▶ _Exercise goal_
Retype all of the entries that appear below, keeping them exactly as they are.

==== Exercise material ====

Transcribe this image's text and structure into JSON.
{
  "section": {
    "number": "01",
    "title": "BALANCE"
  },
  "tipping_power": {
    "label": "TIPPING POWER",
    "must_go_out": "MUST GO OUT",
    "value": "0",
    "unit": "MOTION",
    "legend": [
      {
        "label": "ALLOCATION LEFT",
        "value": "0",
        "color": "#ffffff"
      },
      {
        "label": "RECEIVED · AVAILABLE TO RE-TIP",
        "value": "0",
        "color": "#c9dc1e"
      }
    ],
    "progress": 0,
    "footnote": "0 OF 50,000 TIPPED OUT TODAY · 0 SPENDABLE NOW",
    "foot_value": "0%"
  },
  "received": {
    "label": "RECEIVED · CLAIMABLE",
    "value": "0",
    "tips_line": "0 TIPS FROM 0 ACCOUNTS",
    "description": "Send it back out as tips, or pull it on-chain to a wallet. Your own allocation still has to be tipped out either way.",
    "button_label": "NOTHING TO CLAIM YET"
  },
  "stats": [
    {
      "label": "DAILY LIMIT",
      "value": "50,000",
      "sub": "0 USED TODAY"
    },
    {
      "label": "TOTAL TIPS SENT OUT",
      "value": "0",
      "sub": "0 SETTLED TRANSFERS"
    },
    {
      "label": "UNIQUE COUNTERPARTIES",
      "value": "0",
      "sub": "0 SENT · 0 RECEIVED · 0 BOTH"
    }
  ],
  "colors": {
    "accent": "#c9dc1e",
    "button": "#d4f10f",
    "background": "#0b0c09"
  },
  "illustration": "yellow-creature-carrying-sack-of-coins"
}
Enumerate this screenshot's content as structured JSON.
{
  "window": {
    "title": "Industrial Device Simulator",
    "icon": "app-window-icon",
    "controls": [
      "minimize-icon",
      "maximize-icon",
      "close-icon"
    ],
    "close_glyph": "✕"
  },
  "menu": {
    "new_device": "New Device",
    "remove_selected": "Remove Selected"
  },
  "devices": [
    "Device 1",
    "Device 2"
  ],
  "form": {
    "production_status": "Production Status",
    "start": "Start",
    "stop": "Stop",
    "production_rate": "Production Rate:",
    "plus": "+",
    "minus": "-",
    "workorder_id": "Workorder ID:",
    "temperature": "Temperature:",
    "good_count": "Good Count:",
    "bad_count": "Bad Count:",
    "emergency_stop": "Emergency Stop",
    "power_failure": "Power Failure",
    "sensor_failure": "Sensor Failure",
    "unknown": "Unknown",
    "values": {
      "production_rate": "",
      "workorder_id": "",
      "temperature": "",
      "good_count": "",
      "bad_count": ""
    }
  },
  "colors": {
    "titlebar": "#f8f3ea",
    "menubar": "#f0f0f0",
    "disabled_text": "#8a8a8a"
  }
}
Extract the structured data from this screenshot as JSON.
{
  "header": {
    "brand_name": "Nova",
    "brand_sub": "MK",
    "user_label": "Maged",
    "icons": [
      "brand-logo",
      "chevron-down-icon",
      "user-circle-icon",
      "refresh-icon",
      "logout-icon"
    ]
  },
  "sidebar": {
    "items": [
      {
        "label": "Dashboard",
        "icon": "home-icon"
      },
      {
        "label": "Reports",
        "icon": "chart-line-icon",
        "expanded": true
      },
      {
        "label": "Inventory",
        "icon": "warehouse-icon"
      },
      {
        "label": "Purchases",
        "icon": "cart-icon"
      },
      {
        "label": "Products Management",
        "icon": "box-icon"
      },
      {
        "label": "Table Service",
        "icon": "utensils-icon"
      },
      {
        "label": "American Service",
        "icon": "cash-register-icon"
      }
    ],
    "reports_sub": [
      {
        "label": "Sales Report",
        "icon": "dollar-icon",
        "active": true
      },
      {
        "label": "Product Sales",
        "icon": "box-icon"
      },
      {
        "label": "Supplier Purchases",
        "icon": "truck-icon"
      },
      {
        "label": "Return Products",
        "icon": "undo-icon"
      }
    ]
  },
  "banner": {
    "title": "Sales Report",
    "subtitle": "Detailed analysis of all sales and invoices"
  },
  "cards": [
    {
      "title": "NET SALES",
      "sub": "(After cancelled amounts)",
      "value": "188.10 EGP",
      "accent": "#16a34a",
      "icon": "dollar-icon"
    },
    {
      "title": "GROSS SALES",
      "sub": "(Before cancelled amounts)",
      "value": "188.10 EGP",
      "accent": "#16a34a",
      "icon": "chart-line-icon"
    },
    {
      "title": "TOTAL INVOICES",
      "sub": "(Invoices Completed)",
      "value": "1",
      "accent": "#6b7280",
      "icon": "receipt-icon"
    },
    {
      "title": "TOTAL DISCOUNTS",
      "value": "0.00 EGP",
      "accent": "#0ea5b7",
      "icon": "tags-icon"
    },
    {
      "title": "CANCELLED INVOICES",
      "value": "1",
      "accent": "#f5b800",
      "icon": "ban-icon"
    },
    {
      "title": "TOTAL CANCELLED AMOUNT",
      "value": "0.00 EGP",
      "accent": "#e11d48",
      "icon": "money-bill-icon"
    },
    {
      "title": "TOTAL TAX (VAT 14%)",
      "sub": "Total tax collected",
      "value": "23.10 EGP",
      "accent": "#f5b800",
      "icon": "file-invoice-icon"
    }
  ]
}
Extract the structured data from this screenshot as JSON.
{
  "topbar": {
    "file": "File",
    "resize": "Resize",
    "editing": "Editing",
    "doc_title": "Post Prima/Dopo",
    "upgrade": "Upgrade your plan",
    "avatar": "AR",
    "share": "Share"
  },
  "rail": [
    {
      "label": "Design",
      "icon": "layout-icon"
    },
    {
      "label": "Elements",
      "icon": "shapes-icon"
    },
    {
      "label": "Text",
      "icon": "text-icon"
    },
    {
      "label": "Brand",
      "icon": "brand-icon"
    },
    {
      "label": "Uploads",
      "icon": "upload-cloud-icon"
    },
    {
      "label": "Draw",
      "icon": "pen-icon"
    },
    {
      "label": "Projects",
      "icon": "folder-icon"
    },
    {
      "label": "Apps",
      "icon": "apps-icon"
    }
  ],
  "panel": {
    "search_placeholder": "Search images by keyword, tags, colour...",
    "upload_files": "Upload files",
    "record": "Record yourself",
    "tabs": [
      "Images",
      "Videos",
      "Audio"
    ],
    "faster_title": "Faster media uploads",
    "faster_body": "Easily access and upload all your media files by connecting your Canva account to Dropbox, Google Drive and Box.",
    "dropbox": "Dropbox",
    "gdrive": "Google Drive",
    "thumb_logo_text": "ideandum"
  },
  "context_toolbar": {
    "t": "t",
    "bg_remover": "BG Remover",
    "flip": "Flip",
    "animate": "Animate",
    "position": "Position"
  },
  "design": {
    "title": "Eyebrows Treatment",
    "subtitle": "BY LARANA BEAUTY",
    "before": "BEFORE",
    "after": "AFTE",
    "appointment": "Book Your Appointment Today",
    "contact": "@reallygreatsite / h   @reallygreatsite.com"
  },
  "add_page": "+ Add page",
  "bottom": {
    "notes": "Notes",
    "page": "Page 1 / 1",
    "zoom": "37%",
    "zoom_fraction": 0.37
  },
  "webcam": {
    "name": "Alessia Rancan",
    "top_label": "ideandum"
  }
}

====

▶ _Answer below_
Transcribe this image's text and structure into JSON.
{
  "section": {
    "number": "01",
    "title": "BALANCE"
  },
  "tipping_power": {
    "label": "TIPPING POWER",
    "must_go_out": "MUST GO OUT",
    "value": "0",
    "unit": "MOTION",
    "legend": [
      {
        "label": "ALLOCATION LEFT",
        "value": "0",
        "color": "#ffffff"
      },
      {
        "label": "RECEIVED · AVAILABLE TO RE-TIP",
        "value": "0",
        "color": "#c9dc1e"
      }
    ],
    "progress": 0,
    "footnote": "0 OF 50,000 TIPPED OUT TODAY · 0 SPENDABLE NOW",
    "foot_value": "0%"
  },
  "received": {
    "label": "RECEIVED · CLAIMABLE",
    "value": "0",
    "tips_line": "0 TIPS FROM 0 ACCOUNTS",
    "description": "Send it back out as tips, or pull it on-chain to a wallet. Your own allocation still has to be tipped out either way.",
    "button_label": "NOTHING TO CLAIM YET"
  },
  "stats": [
    {
      "label": "DAILY LIMIT",
      "value": "50,000",
      "sub": "0 USED TODAY"
    },
    {
      "label": "TOTAL TIPS SENT OUT",
      "value": "0",
      "sub": "0 SETTLED TRANSFERS"
    },
    {
      "label": "UNIQUE COUNTERPARTIES",
      "value": "0",
      "sub": "0 SENT · 0 RECEIVED · 0 BOTH"
    }
  ],
  "colors": {
    "accent": "#c9dc1e",
    "button": "#d4f10f",
    "background": "#0b0c09"
  },
  "illustration": "yellow-creature-carrying-sack-of-coins"
}
Enumerate this screenshot's content as structured JSON.
{
  "window": {
    "title": "Industrial Device Simulator",
    "icon": "app-window-icon",
    "controls": [
      "minimize-icon",
      "maximize-icon",
      "close-icon"
    ],
    "close_glyph": "✕"
  },
  "menu": {
    "new_device": "New Device",
    "remove_selected": "Remove Selected"
  },
  "devices": [
    "Device 1",
    "Device 2"
  ],
  "form": {
    "production_status": "Production Status",
    "start": "Start",
    "stop": "Stop",
    "production_rate": "Production Rate:",
    "plus": "+",
    "minus": "-",
    "workorder_id": "Workorder ID:",
    "temperature": "Temperature:",
    "good_count": "Good Count:",
    "bad_count": "Bad Count:",
    "emergency_stop": "Emergency Stop",
    "power_failure": "Power Failure",
    "sensor_failure": "Sensor Failure",
    "unknown": "Unknown",
    "values": {
      "production_rate": "",
      "workorder_id": "",
      "temperature": "",
      "good_count": "",
      "bad_count": ""
    }
  },
  "colors": {
    "titlebar": "#f8f3ea",
    "menubar": "#f0f0f0",
    "disabled_text": "#8a8a8a"
  }
}
Extract the structured data from this screenshot as JSON.
{
  "header": {
    "brand_name": "Nova",
    "brand_sub": "MK",
    "user_label": "Maged",
    "icons": [
      "brand-logo",
      "chevron-down-icon",
      "user-circle-icon",
      "refresh-icon",
      "logout-icon"
    ]
  },
  "sidebar": {
    "items": [
      {
        "label": "Dashboard",
        "icon": "home-icon"
      },
      {
        "label": "Reports",
        "icon": "chart-line-icon",
        "expanded": true
      },
      {
        "label": "Inventory",
        "icon": "warehouse-icon"
      },
      {
        "label": "Purchases",
        "icon": "cart-icon"
      },
      {
        "label": "Products Management",
        "icon": "box-icon"
      },
      {
        "label": "Table Service",
        "icon": "utensils-icon"
      },
      {
        "label": "American Service",
        "icon": "cash-register-icon"
      }
    ],
    "reports_sub": [
      {
        "label": "Sales Report",
        "icon": "dollar-icon",
        "active": true
      },
      {
        "label": "Product Sales",
        "icon": "box-icon"
      },
      {
        "label": "Supplier Purchases",
        "icon": "truck-icon"
      },
      {
        "label": "Return Products",
        "icon": "undo-icon"
      }
    ]
  },
  "banner": {
    "title": "Sales Report",
    "subtitle": "Detailed analysis of all sales and invoices"
  },
  "cards": [
    {
      "title": "NET SALES",
      "sub": "(After cancelled amounts)",
      "value": "188.10 EGP",
      "accent": "#16a34a",
      "icon": "dollar-icon"
    },
    {
      "title": "GROSS SALES",
      "sub": "(Before cancelled amounts)",
      "value": "188.10 EGP",
      "accent": "#16a34a",
      "icon": "chart-line-icon"
    },
    {
      "title": "TOTAL INVOICES",
      "sub": "(Invoices Completed)",
      "value": "1",
      "accent": "#6b7280",
      "icon": "receipt-icon"
    },
    {
      "title": "TOTAL DISCOUNTS",
      "value": "0.00 EGP",
      "accent": "#0ea5b7",
      "icon": "tags-icon"
    },
    {
      "title": "CANCELLED INVOICES",
      "value": "1",
      "accent": "#f5b800",
      "icon": "ban-icon"
    },
    {
      "title": "TOTAL CANCELLED AMOUNT",
      "value": "0.00 EGP",
      "accent": "#e11d48",
      "icon": "money-bill-icon"
    },
    {
      "title": "TOTAL TAX (VAT 14%)",
      "sub": "Total tax collected",
      "value": "23.10 EGP",
      "accent": "#f5b800",
      "icon": "file-invoice-icon"
    }
  ]
}
Extract the structured data from this screenshot as JSON.
{
  "topbar": {
    "file": "File",
    "resize": "Resize",
    "editing": "Editing",
    "doc_title": "Post Prima/Dopo",
    "upgrade": "Upgrade your plan",
    "avatar": "AR",
    "share": "Share"
  },
  "rail": [
    {
      "label": "Design",
      "icon": "layout-icon"
    },
    {
      "label": "Elements",
      "icon": "shapes-icon"
    },
    {
      "label": "Text",
      "icon": "text-icon"
    },
    {
      "label": "Brand",
      "icon": "brand-icon"
    },
    {
      "label": "Uploads",
      "icon": "upload-cloud-icon"
    },
    {
      "label": "Draw",
      "icon": "pen-icon"
    },
    {
      "label": "Projects",
      "icon": "folder-icon"
    },
    {
      "label": "Apps",
      "icon": "apps-icon"
    }
  ],
  "panel": {
    "search_placeholder": "Search images by keyword, tags, colour...",
    "upload_files": "Upload files",
    "record": "Record yourself",
    "tabs": [
      "Images",
      "Videos",
      "Audio"
    ],
    "faster_title": "Faster media uploads",
    "faster_body": "Easily access and upload all your media files by connecting your Canva account to Dropbox, Google Drive and Box.",
    "dropbox": "Dropbox",
    "gdrive": "Google Drive",
    "thumb_logo_text": "ideandum"
  },
  "context_toolbar": {
    "t": "t",
    "bg_remover": "BG Remover",
    "flip": "Flip",
    "animate": "Animate",
    "position": "Position"
  },
  "design": {
    "title": "Eyebrows Treatment",
    "subtitle": "BY LARANA BEAUTY",
    "before": "BEFORE",
    "after": "AFTE",
    "appointment": "Book Your Appointment Today",
    "contact": "@reallygreatsite / h   @reallygreatsite.com"
  },
  "add_page": "+ Add page",
  "bottom": {
    "notes": "Notes",
    "page": "Page 1 / 1",
    "zoom": "37%",
    "zoom_fraction": 0.37
  },
  "webcam": {
    "name": "Alessia Rancan",
    "top_label": "ideandum"
  }
}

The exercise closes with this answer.